→ **Task directions**: Keeping pictures out of the copy, restate each record word for word.

*** Study material Section Begins ***

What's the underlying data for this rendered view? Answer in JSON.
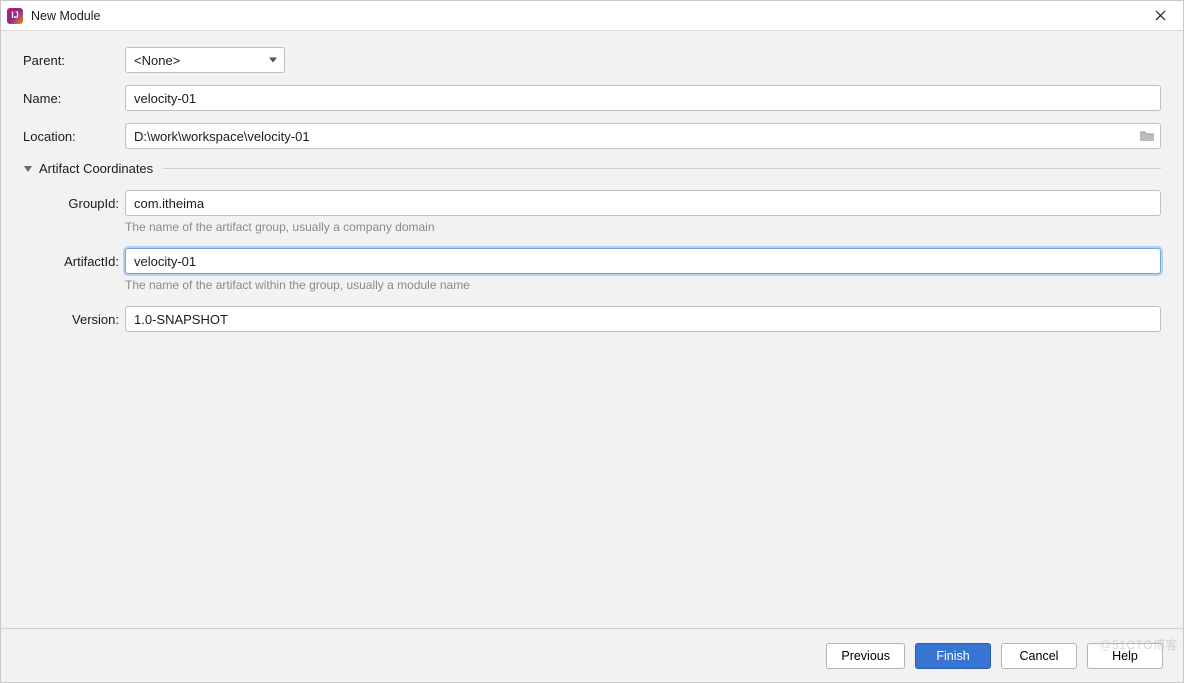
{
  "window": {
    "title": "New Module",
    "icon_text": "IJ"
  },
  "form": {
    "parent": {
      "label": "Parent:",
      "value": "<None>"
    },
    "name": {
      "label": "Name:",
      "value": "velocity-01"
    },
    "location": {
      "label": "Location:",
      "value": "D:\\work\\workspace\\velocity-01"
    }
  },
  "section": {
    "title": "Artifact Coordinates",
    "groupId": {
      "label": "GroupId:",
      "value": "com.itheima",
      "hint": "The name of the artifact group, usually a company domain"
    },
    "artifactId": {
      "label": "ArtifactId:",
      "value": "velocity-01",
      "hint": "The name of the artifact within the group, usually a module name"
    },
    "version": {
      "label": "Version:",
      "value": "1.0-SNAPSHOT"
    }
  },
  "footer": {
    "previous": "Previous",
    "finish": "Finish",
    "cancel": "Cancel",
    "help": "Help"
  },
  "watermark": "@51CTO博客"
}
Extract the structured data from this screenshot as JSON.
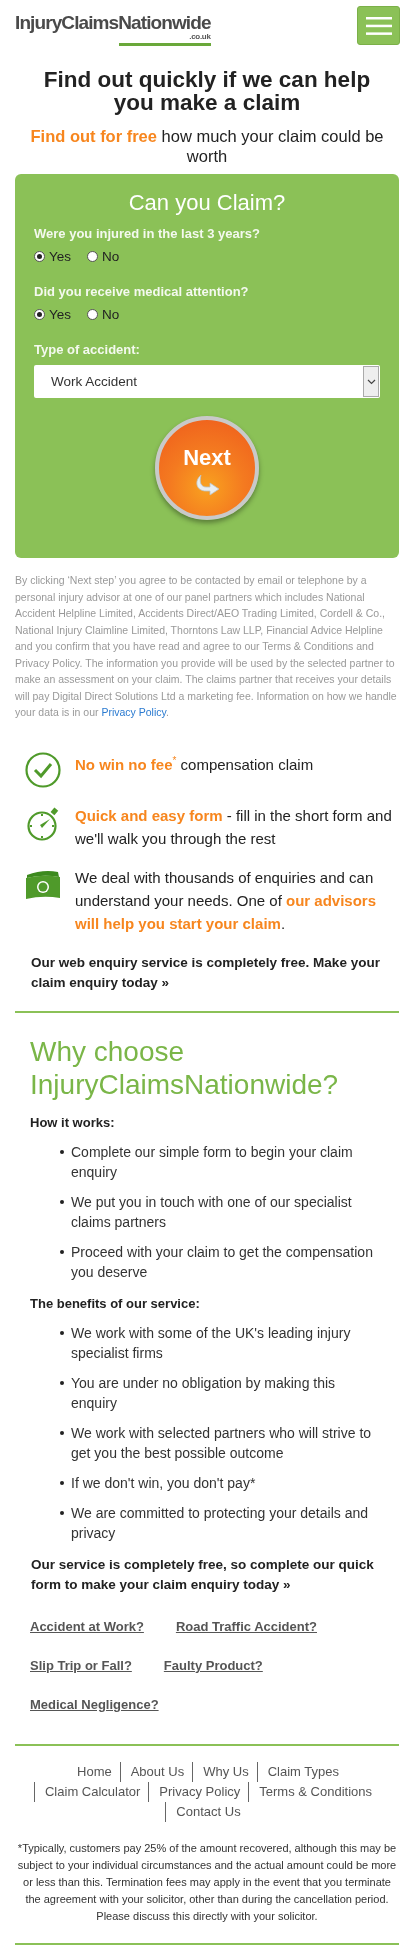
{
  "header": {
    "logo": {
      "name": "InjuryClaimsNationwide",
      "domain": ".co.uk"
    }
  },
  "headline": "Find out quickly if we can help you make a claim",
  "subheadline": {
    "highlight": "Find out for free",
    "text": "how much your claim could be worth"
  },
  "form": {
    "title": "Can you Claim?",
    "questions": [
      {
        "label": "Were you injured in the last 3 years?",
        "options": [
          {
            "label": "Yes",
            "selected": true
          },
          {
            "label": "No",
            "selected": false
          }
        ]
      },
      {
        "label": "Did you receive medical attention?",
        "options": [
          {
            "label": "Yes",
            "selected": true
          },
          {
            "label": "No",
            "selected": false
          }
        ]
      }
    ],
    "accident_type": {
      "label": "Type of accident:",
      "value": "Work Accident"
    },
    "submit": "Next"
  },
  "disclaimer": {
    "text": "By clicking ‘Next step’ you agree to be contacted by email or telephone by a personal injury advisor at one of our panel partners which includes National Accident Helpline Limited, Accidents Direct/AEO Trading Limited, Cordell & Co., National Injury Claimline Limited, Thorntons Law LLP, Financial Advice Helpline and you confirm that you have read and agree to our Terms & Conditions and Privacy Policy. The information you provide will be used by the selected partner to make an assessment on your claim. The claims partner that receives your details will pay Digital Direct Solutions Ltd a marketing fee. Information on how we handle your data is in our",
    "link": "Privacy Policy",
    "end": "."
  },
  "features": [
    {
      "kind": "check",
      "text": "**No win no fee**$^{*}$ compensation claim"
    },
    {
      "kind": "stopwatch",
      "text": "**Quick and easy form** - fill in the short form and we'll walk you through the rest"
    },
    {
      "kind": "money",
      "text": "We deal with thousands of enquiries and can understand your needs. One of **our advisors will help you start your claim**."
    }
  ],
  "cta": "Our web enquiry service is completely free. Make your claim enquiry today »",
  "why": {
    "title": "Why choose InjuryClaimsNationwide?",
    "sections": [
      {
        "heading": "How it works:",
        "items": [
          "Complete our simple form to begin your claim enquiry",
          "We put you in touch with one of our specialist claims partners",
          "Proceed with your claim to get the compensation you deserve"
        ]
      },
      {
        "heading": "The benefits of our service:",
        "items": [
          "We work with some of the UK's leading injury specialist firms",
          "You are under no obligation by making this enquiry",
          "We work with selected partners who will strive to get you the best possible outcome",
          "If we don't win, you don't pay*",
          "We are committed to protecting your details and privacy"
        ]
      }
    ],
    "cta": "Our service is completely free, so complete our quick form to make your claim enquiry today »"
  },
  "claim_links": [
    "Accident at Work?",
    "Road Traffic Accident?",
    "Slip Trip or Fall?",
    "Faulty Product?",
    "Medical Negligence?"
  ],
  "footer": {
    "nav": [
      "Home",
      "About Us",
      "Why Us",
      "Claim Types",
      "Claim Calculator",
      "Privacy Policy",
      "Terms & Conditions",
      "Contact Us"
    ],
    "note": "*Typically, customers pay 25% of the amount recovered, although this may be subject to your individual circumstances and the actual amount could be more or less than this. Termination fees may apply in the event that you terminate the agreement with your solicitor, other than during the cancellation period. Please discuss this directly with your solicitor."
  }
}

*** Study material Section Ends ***

→ **Reply to the exercise**:
What's the underlying data for this rendered view? Answer in JSON.
{
  "window": {
    "title": "New Module",
    "icon_text": "IJ"
  },
  "form": {
    "parent": {
      "label": "Parent:",
      "value": "<None>"
    },
    "name": {
      "label": "Name:",
      "value": "velocity-01"
    },
    "location": {
      "label": "Location:",
      "value": "D:\\work\\workspace\\velocity-01"
    }
  },
  "section": {
    "title": "Artifact Coordinates",
    "groupId": {
      "label": "GroupId:",
      "value": "com.itheima",
      "hint": "The name of the artifact group, usually a company domain"
    },
    "artifactId": {
      "label": "ArtifactId:",
      "value": "velocity-01",
      "hint": "The name of the artifact within the group, usually a module name"
    },
    "version": {
      "label": "Version:",
      "value": "1.0-SNAPSHOT"
    }
  },
  "footer": {
    "previous": "Previous",
    "finish": "Finish",
    "cancel": "Cancel",
    "help": "Help"
  },
  "watermark": "@51CTO博客"
}
Extract the structured data from this screenshot as JSON.
{
  "header": {
    "logo": {
      "name": "InjuryClaimsNationwide",
      "domain": ".co.uk"
    }
  },
  "headline": "Find out quickly if we can help you make a claim",
  "subheadline": {
    "highlight": "Find out for free",
    "text": "how much your claim could be worth"
  },
  "form": {
    "title": "Can you Claim?",
    "questions": [
      {
        "label": "Were you injured in the last 3 years?",
        "options": [
          {
            "label": "Yes",
            "selected": true
          },
          {
            "label": "No",
            "selected": false
          }
        ]
      },
      {
        "label": "Did you receive medical attention?",
        "options": [
          {
            "label": "Yes",
            "selected": true
          },
          {
            "label": "No",
            "selected": false
          }
        ]
      }
    ],
    "accident_type": {
      "label": "Type of accident:",
      "value": "Work Accident"
    },
    "submit": "Next"
  },
  "disclaimer": {
    "text": "By clicking ‘Next step’ you agree to be contacted by email or telephone by a personal injury advisor at one of our panel partners which includes National Accident Helpline Limited, Accidents Direct/AEO Trading Limited, Cordell & Co., National Injury Claimline Limited, Thorntons Law LLP, Financial Advice Helpline and you confirm that you have read and agree to our Terms & Conditions and Privacy Policy. The information you provide will be used by the selected partner to make an assessment on your claim. The claims partner that receives your details will pay Digital Direct Solutions Ltd a marketing fee. Information on how we handle your data is in our",
    "link": "Privacy Policy",
    "end": "."
  },
  "features": [
    {
      "kind": "check",
      "text": "**No win no fee**$^{*}$ compensation claim"
    },
    {
      "kind": "stopwatch",
      "text": "**Quick and easy form** - fill in the short form and we'll walk you through the rest"
    },
    {
      "kind": "money",
      "text": "We deal with thousands of enquiries and can understand your needs. One of **our advisors will help you start your claim**."
    }
  ],
  "cta": "Our web enquiry service is completely free. Make your claim enquiry today »",
  "why": {
    "title": "Why choose InjuryClaimsNationwide?",
    "sections": [
      {
        "heading": "How it works:",
        "items": [
          "Complete our simple form to begin your claim enquiry",
          "We put you in touch with one of our specialist claims partners",
          "Proceed with your claim to get the compensation you deserve"
        ]
      },
      {
        "heading": "The benefits of our service:",
        "items": [
          "We work with some of the UK's leading injury specialist firms",
          "You are under no obligation by making this enquiry",
          "We work with selected partners who will strive to get you the best possible outcome",
          "If we don't win, you don't pay*",
          "We are committed to protecting your details and privacy"
        ]
      }
    ],
    "cta": "Our service is completely free, so complete our quick form to make your claim enquiry today »"
  },
  "claim_links": [
    "Accident at Work?",
    "Road Traffic Accident?",
    "Slip Trip or Fall?",
    "Faulty Product?",
    "Medical Negligence?"
  ],
  "footer": {
    "nav": [
      "Home",
      "About Us",
      "Why Us",
      "Claim Types",
      "Claim Calculator",
      "Privacy Policy",
      "Terms & Conditions",
      "Contact Us"
    ],
    "note": "*Typically, customers pay 25% of the amount recovered, although this may be subject to your individual circumstances and the actual amount could be more or less than this. Termination fees may apply in the event that you terminate the agreement with your solicitor, other than during the cancellation period. Please discuss this directly with your solicitor."
  }
}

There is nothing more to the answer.